The fourth EUSynBioS Symposium was held this year together with the Biomania Student Scientific Meeting from the 30th of September to the 1st of October in Brno, Czech Republic. Young European researchers from synthetic biology and biomedicine came together to present and discuss recent advances in their fields during two exciting days inside the sleek and futuristic facilities of the Brno Observatory and Planetarium.
The first day was dedicated to biomedicine and biotechnology, and kicked off with an introduction by Pavel Dvořák. Pavel, a former member of the EUSynBioS Steering Committee and currently PI at Masaryk University Brno, chaired the conference on behalf of Biomania, an organization in Brno with the goal to bring students from various branches of natural sciences and biomedicine together. As such, it was a great opportunity for EUSynBioS to join hands with a closely connected and similar-minded organization and introduce synthetic biology to a young new audience. Throughout the day, many researchers presented their work and proved that the Czech Republic in general and Brno in particular are an emerging engine for biomedicine and biotechnology in Europe. Marek Mráz from Masaryk University gave a keynote lecture on the regulation of B-cell receptor signaling in B-cell leukemias, and Lenka Bešše from the Kantonsspital St. Gallen gave a lecture on drug resistance and drug repurposing in multiple myeloma.
On the second day of the joint event, EUSynBioS took over from Biomania. Cléa Lachaux, the EUSynBioS Academic Communication Officer, introduced the organization with a short presentation and announced the recently acquired legal status (as of August 2019, EUSynBioS is a registered non-profit organization based in Paris. Read more here). She was closely followed by Louise Horsfall, senior lecturer in biotechnology at the University of Edinburgh, with her keynote lecture on the biological up-cycling of metals. Having a circular economy in mind, her work represents an essential step towards a more sustainable future with the help of synthetic biology. Nico Claassens from the Max Planck Institute of Molecular Plant Physiology in Potsdam took up the same topic and discussed the role of synthetic biology for sustainability, or more precisely the role of synthetic metabolism, in one of the three break-out sessions of the day.
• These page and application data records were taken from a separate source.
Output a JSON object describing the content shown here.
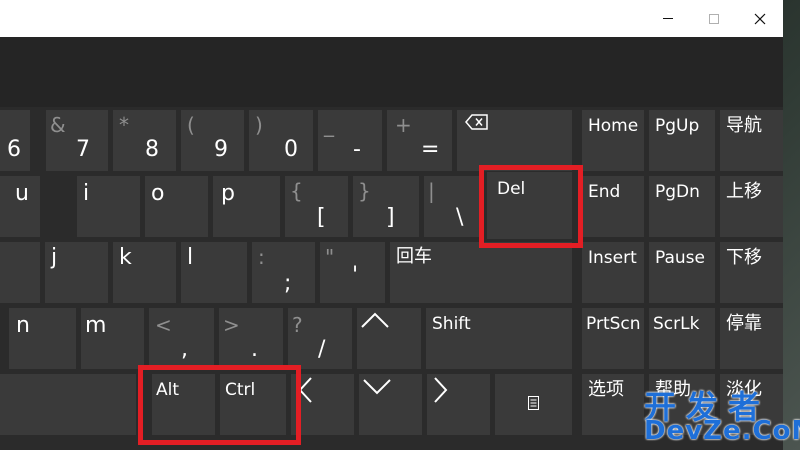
{
  "window": {
    "controls": {
      "minimize": "minimize",
      "maximize": "maximize",
      "close": "close"
    }
  },
  "keys": {
    "k6": {
      "main": "6"
    },
    "k7": {
      "main": "7",
      "shift": "&"
    },
    "k8": {
      "main": "8",
      "shift": "*"
    },
    "k9": {
      "main": "9",
      "shift": "("
    },
    "k0": {
      "main": "0",
      "shift": ")"
    },
    "minus": {
      "main": "-",
      "shift": "_"
    },
    "equals": {
      "main": "=",
      "shift": "+"
    },
    "u": {
      "main": "u"
    },
    "i": {
      "main": "i"
    },
    "o": {
      "main": "o"
    },
    "p": {
      "main": "p"
    },
    "lbracket": {
      "main": "[",
      "shift": "{"
    },
    "rbracket": {
      "main": "]",
      "shift": "}"
    },
    "backslash": {
      "main": "\\",
      "shift": "|"
    },
    "del": {
      "label": "Del"
    },
    "j": {
      "main": "j"
    },
    "k": {
      "main": "k"
    },
    "l": {
      "main": "l"
    },
    "semicolon": {
      "main": ";",
      "shift": ":"
    },
    "quote": {
      "main": "'",
      "shift": "\""
    },
    "enter": {
      "label": "回车"
    },
    "n": {
      "main": "n"
    },
    "m": {
      "main": "m"
    },
    "comma": {
      "main": ",",
      "shift": "<"
    },
    "period": {
      "main": ".",
      "shift": ">"
    },
    "slash": {
      "main": "/",
      "shift": "?"
    },
    "shift": {
      "label": "Shift"
    },
    "alt": {
      "label": "Alt"
    },
    "ctrl": {
      "label": "Ctrl"
    },
    "home": {
      "label": "Home"
    },
    "pgup": {
      "label": "PgUp"
    },
    "nav": {
      "label": "导航"
    },
    "end": {
      "label": "End"
    },
    "pgdn": {
      "label": "PgDn"
    },
    "moveup": {
      "label": "上移"
    },
    "insert": {
      "label": "Insert"
    },
    "pause": {
      "label": "Pause"
    },
    "movedown": {
      "label": "下移"
    },
    "prtscn": {
      "label": "PrtScn"
    },
    "scrlk": {
      "label": "ScrLk"
    },
    "dock": {
      "label": "停靠"
    },
    "options": {
      "label": "选项"
    },
    "help": {
      "label": "帮助"
    },
    "fade": {
      "label": "淡化"
    }
  },
  "watermark": {
    "cn": "开发者",
    "en": "DevZe.CoM"
  },
  "colors": {
    "key_bg": "#3a3a3a",
    "window_bg": "#2b2b2b",
    "highlight": "#e31e24",
    "watermark": "#1e6fd8"
  }
}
Break-out sessions, by now an essential building block in EUSynBioS symposia, give the chance to discuss topics in detail while in small groups and on a more informal level, making them an attractive alternative to big talks in crowded halls. A second break-out session was led by Louise Horsfall and Joanna Sadler from the University of St. Andrews. It focused on equality and equity, an often ignored topic that is not necessarily an issue in synthetic biology research alone, but in scientific research in general. The last break-out session aimed to introduce iGEM, the largest synthetic biology competition for students in the world. Nemanja Stijepovic, the European ambassador for the iGEM foundation, presented former Czech iGEM teams and challenged the participants of the session to register their own (and first ever) team from Brno in 2020.
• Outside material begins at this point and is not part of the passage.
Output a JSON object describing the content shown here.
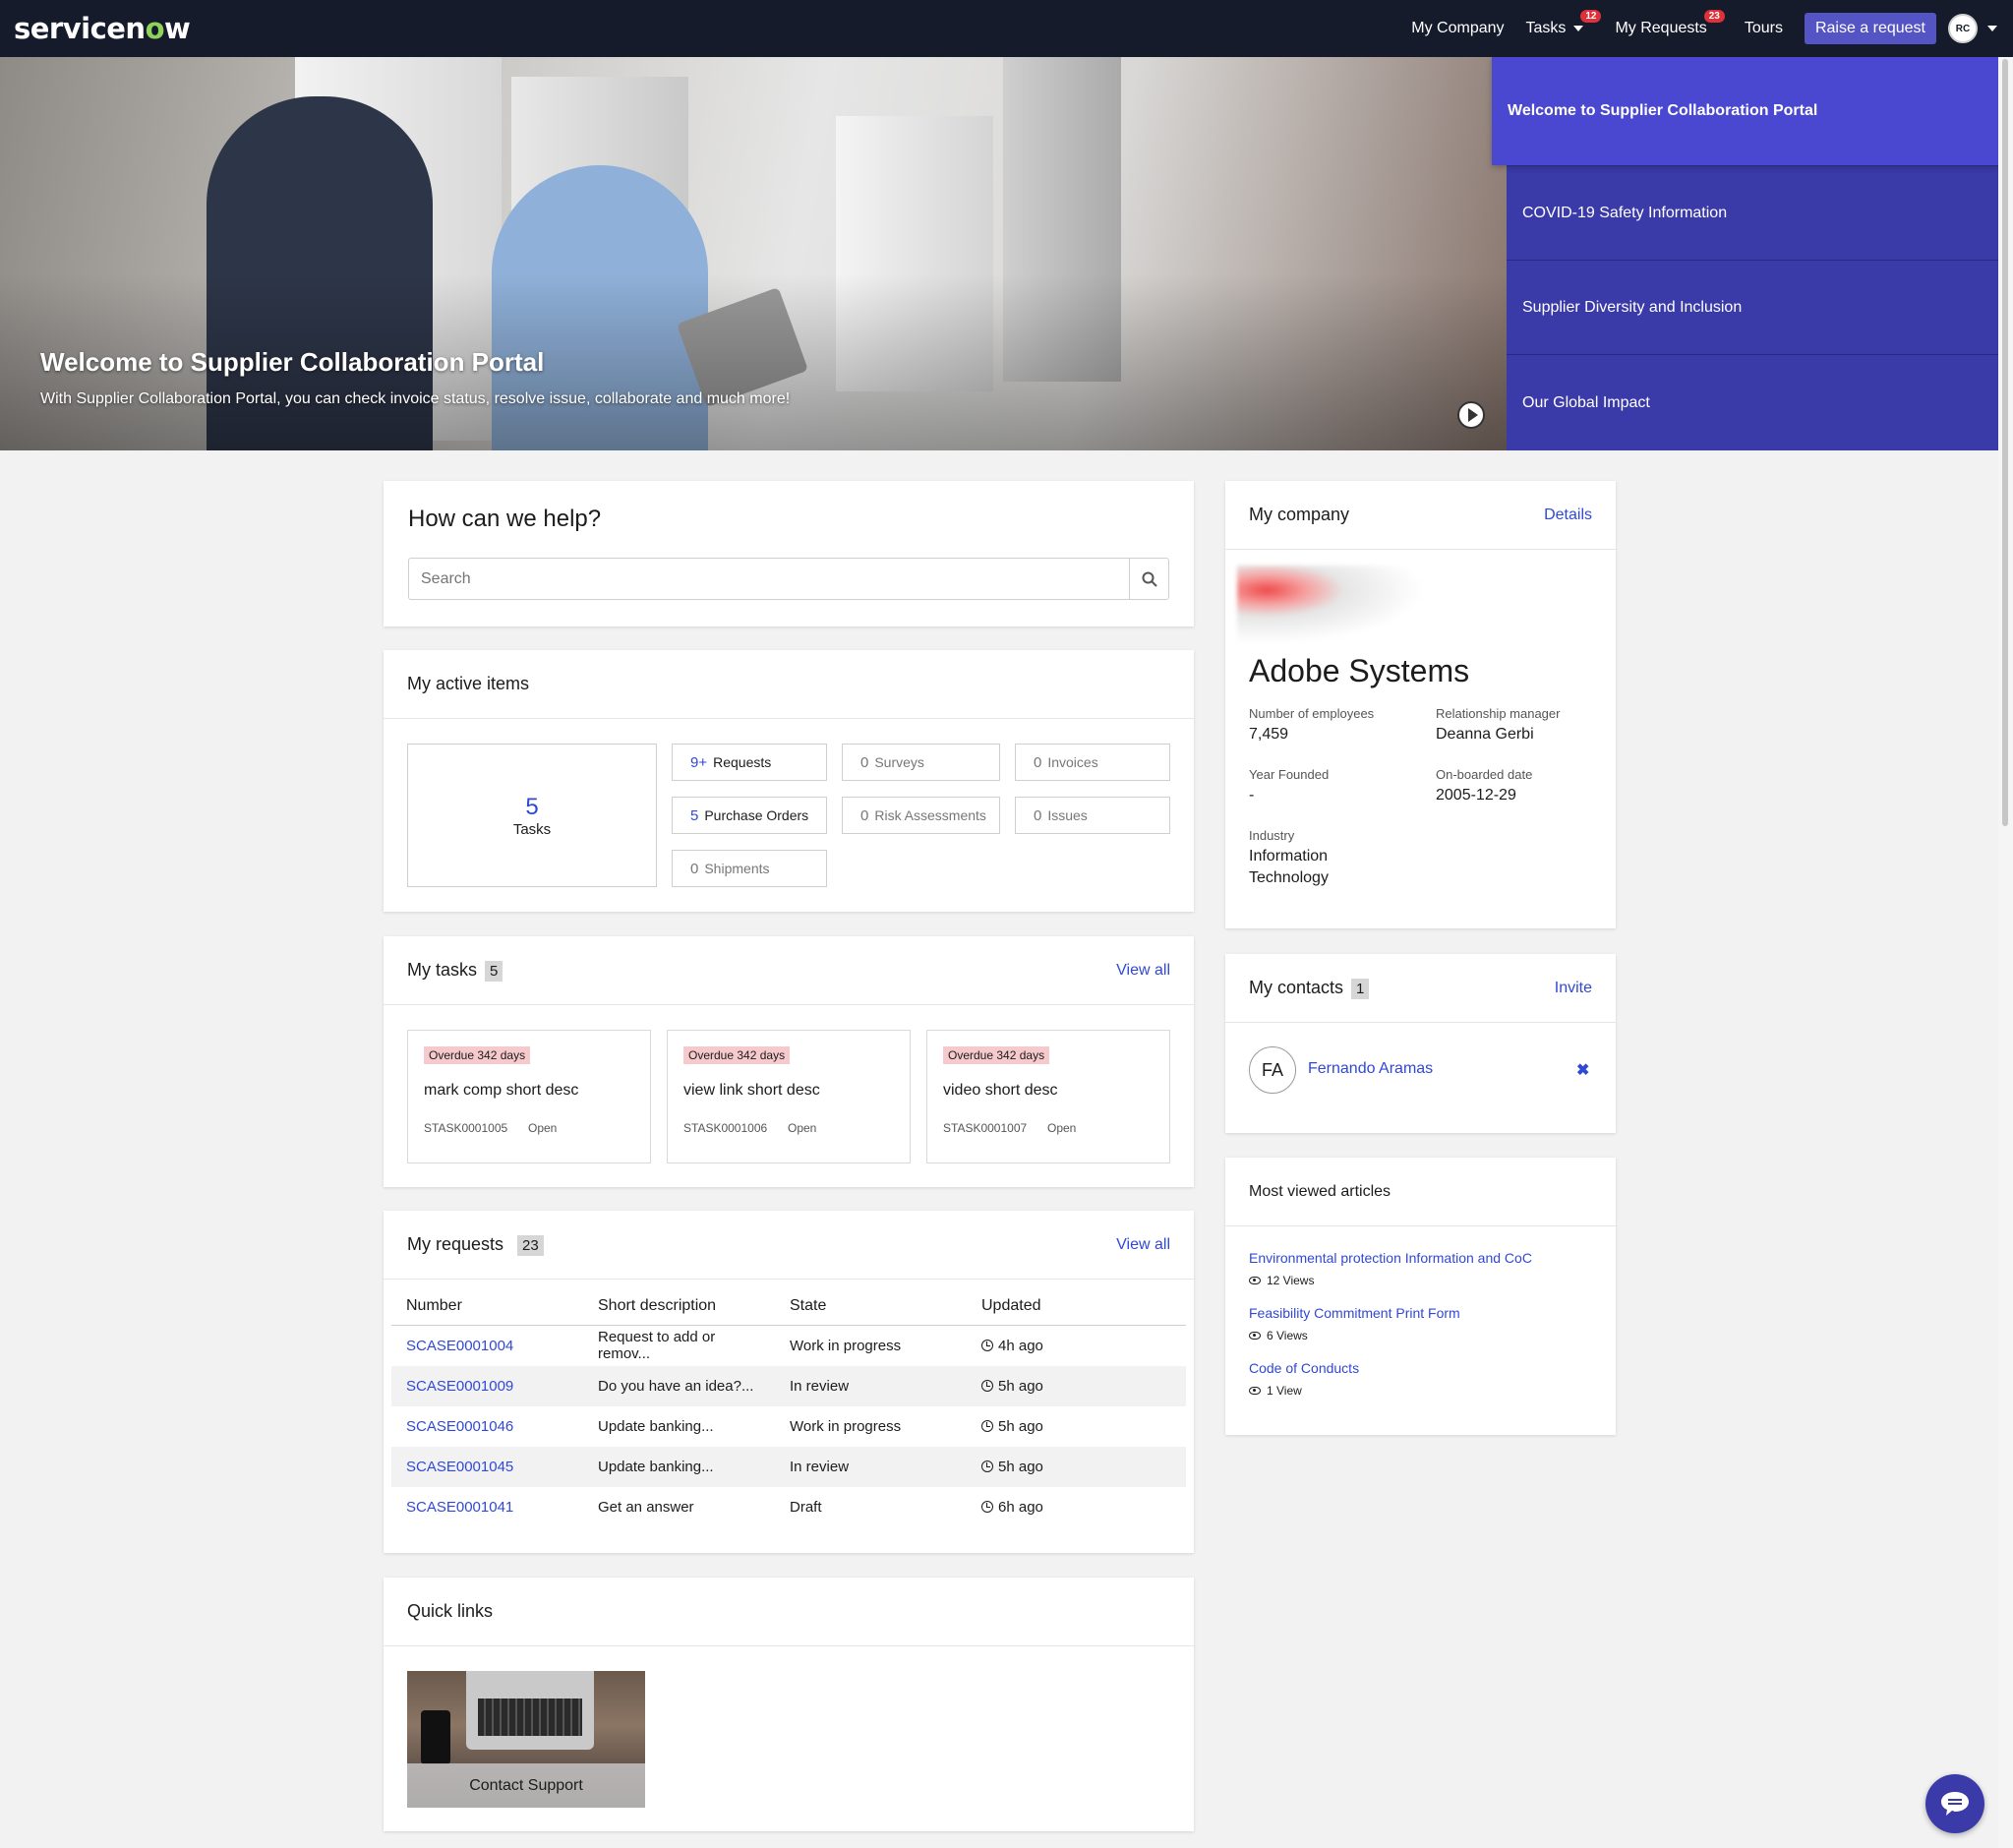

Besides the break-out sessions, the conference allowed many young synthetic biology researchers to present their work on a professional platform, be it with posters and discussions or with their own presentations from a wide range of synthetic biology areas. Eventually, the conference closed with the last keynote lecture by Jakob Schweizer, scientific coordinator of the MaxSynBio initiative at the Max Planck Institute for Dynamics of Complex Technical Systems Magdeburg and member of the German Association for Synthetic Biology (GASB), who offered a refreshing and inspiring comparison between synthetic biology and the architectural school of Bauhaus. According to Schweizer, both fields strive towards minimalism, functionalism and modularization, and as such, parallels and common concepts should be examined with the prospect of mutual understanding and learning from experienced challenges and opportunities.
The academic program was embedded in a stimulating social framework, encompassing traditional food and music from the local Moravian region, a visit to the Mendel Museum, where Mendel originally performed his famous experiments on the heredity of genetic traits with peas in 1865, and a visit to the Villa Tugendhat, one of the most famous examples of Bauhaus architecture in Europe, which is currently celebrating its 100th anniversary. In contrast to previous locations for EUSynBioS symposia, Brno offered the chance to view synthetic biology from a new perspective and at the same time to present synthetic biology in an exciting city at the very center of Europe. It was a great experience and once more a symposium underlining the importance of Europe-wide exchange and cooperation in the field of synthetic biology. We, as EUSynBioS Steering Committee, thank Biomania for the great support and cooperation, the Brno Observatory and Planetarium for hosting us in their facilities, and our sponsors and media partners for their financial support. Above all, we want to thank all participants for their interest and passion and for making a European synthetic biology network reality.